WORK TO BE COMPLETED: Copy the result of filtering the entries below for lines that include the string "Menu".

══ INPUT FOR THIS TASK ══

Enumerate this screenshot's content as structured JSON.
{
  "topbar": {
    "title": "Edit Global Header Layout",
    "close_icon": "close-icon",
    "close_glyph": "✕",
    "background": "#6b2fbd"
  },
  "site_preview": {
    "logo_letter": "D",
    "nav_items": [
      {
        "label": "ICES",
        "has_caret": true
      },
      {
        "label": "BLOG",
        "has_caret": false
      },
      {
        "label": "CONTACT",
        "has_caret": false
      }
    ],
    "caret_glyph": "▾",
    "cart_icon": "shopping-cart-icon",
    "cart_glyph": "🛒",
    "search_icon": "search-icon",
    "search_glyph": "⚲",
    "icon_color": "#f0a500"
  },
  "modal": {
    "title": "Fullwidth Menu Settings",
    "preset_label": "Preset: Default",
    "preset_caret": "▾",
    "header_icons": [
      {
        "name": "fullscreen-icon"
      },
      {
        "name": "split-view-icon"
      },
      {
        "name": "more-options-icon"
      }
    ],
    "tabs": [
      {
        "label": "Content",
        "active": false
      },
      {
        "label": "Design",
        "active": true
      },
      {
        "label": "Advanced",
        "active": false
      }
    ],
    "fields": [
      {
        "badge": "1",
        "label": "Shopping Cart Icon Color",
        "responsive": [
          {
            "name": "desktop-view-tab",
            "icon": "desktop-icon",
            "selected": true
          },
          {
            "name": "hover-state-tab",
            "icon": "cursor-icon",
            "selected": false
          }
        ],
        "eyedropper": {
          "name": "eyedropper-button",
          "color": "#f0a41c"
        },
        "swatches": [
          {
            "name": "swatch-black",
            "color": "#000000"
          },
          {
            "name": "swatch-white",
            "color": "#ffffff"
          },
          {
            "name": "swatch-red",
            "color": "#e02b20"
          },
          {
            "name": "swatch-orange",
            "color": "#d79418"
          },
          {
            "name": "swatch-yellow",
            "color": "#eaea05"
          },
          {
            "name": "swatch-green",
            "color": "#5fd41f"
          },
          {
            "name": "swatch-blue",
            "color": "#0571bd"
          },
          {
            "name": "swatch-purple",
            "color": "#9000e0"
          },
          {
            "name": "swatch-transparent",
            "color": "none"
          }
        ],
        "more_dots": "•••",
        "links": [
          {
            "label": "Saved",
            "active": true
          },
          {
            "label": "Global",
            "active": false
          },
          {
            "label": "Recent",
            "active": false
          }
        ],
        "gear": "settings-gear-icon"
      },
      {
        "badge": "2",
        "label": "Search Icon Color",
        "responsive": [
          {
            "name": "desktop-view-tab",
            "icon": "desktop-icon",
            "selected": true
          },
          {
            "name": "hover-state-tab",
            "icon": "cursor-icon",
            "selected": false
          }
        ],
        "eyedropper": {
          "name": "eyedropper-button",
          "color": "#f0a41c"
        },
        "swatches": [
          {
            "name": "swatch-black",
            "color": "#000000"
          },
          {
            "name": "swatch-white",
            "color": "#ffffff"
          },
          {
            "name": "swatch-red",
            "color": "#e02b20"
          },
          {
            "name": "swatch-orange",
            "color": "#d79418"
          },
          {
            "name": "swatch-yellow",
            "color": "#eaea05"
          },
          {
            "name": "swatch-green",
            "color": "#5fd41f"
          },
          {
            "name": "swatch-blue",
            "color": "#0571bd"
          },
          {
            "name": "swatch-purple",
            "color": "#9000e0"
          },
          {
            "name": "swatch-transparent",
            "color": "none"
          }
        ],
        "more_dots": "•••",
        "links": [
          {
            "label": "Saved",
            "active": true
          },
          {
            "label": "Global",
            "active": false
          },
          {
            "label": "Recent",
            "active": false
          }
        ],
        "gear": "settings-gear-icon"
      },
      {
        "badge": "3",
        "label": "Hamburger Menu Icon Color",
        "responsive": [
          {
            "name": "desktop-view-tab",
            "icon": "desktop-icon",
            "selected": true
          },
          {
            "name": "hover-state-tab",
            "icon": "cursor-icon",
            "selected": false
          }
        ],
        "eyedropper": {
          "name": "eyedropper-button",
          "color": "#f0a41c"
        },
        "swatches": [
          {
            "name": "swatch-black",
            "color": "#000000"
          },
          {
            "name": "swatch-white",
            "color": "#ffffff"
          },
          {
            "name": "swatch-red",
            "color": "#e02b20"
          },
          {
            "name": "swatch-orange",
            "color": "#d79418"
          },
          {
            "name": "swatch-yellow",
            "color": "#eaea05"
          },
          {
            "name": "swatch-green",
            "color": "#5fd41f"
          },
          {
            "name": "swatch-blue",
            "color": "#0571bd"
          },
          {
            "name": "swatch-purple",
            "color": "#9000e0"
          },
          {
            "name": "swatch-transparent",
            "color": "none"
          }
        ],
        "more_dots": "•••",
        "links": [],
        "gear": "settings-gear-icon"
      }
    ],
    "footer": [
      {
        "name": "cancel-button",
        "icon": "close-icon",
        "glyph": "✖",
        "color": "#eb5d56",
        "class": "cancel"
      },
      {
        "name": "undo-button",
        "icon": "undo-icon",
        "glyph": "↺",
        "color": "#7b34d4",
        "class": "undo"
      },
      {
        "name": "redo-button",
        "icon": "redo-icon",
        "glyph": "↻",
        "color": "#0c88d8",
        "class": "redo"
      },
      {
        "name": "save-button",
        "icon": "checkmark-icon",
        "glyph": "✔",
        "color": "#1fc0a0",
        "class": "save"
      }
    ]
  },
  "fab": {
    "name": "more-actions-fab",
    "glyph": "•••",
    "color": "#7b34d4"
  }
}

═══

RESPONSE TO THIS EXERCISE:
    "title": "Fullwidth Menu Settings",
        "label": "Hamburger Menu Icon Color",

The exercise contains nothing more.